“ The John Coltrane career, from the very start and right on up to 1965, had been propelled by his more or less clear image of what he was after. ”
By then, the jazz situation in Sweden was improving, but mainly in Stockholm. In the provinces, development was many years behind, except for reviews of recordings and concerts. Like Claes Dahlgren, I was born in Malmo, where the critics in the daily papers had ears only for mainstream music. They covered jazz in general pretty well but there was an almost fascist aversion against that which stood out, which was different, progressive. It works this way today too: you are not often impressed when reading music reviews (could it come from bad education? Are those who select the critics influenced by their own shortcomings? Is there still fascism of mind to be traced?). Claes Dahlgren's interview was my first encounter with the music of John Coltrane. It was a short part of the show, maybe ten minutes, made by the time during or shortly before the recording of My Favorite Things. Claes, then in good company, probably didn't grasp fully what Trane was into, but he still had the greatness to include him. Credit goes to such men.
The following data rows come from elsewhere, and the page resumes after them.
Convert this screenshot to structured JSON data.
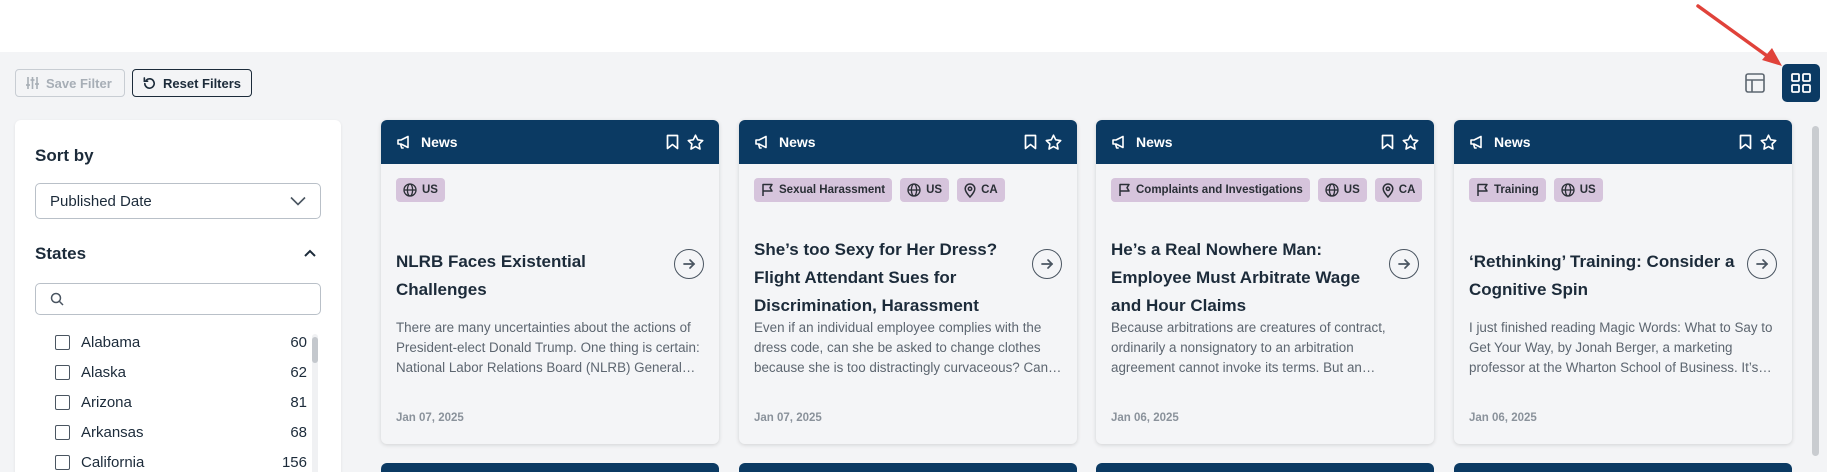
{
  "toolbar": {
    "save_filter_label": "Save Filter",
    "reset_filters_label": "Reset Filters",
    "save_icon": "sliders-icon",
    "reset_icon": "reset-icon",
    "table_view_icon": "table-view-icon",
    "grid_view_icon": "grid-view-icon"
  },
  "sidebar": {
    "sort_title": "Sort by",
    "sort_value": "Published Date",
    "states_title": "States",
    "search_placeholder": "",
    "states": [
      {
        "name": "Alabama",
        "count": "60"
      },
      {
        "name": "Alaska",
        "count": "62"
      },
      {
        "name": "Arizona",
        "count": "81"
      },
      {
        "name": "Arkansas",
        "count": "68"
      },
      {
        "name": "California",
        "count": "156"
      }
    ]
  },
  "cards": [
    {
      "type": "News",
      "tags": [
        {
          "icon": "globe-icon",
          "label": "US"
        }
      ],
      "title": "NLRB Faces Existential Challenges",
      "description": "There are many uncertainties about the actions of President-elect Donald Trump. One thing is certain: National Labor Relations Board (NLRB) General Counsel (GC) Jennifer Abruzzo will be...",
      "date": "Jan 07, 2025"
    },
    {
      "type": "News",
      "tags": [
        {
          "icon": "flag-icon",
          "label": "Sexual Harassment"
        },
        {
          "icon": "globe-icon",
          "label": "US"
        },
        {
          "icon": "map-pin-icon",
          "label": "CA"
        }
      ],
      "title": "She’s too Sexy for Her Dress? Flight Attendant Sues for Discrimination, Harassment",
      "description": "Even if an individual employee complies with the dress code, can she be asked to change clothes because she is too distractingly curvaceous? Can she be terminated for inappropriate social media...",
      "date": "Jan 07, 2025"
    },
    {
      "type": "News",
      "tags": [
        {
          "icon": "flag-icon",
          "label": "Complaints and Investigations"
        },
        {
          "icon": "globe-icon",
          "label": "US"
        },
        {
          "icon": "map-pin-icon",
          "label": "CA"
        }
      ],
      "title": "He’s a Real Nowhere Man: Employee Must Arbitrate Wage and Hour Claims",
      "description": "Because arbitrations are creatures of contract, ordinarily a nonsignatory to an arbitration agreement cannot invoke its terms. But an exception exists when that rule proves just too...",
      "date": "Jan 06, 2025"
    },
    {
      "type": "News",
      "tags": [
        {
          "icon": "flag-icon",
          "label": "Training"
        },
        {
          "icon": "globe-icon",
          "label": "US"
        }
      ],
      "title": "‘Rethinking’ Training: Consider a Cognitive Spin",
      "description": "I just finished reading Magic Words: What to Say to Get Your Way, by Jonah Berger, a marketing professor at the Wharton School of Business. It’s especially useful to HR professionals, who are...",
      "date": "Jan 06, 2025"
    }
  ],
  "colors": {
    "header_navy": "#0b3a63",
    "tag_bg": "#d6c4dc",
    "page_bg": "#f3f4f6",
    "annotation_arrow": "#e0423a"
  }
}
To me it spoke directly to the spinal core, I was hooked, a 13-14-year-old Trane-aholic.
The beginning of Coltrane's greatness coincided remarkably with the solving of his tooth-problems. [Coltrane had had dental problems that sometimes interfered with his playing.- eds.] During the Miles/Monk years, he suffered from tooth-pain so severe that for some periods he couldn't perform at all and that was one of the reasons for Miles to sack him the first time, drug problems another. Generally, in those days, he was a confused man and it was not until he married Naima, got his teeth and drug problems sorted out and converted to Islam (unclear to me in what order) that the pieces fell into place. The pieces of his "jig-saw-puzzle" also included sorting out the members of the quartet. Elvin Jones happened to be handy when one drummer didn't show at a recording date. Coltrane signed up bassist Reggie Workman after Paul Chambers turned him down twice. Only the young McCoy Tyner was fronted as Trane's first choice. But he framework was assembled; the road lay open. The transition emanating from this random course of events was wondrous, left was a forlorn bop-era, not yet in wrecks but soon enough.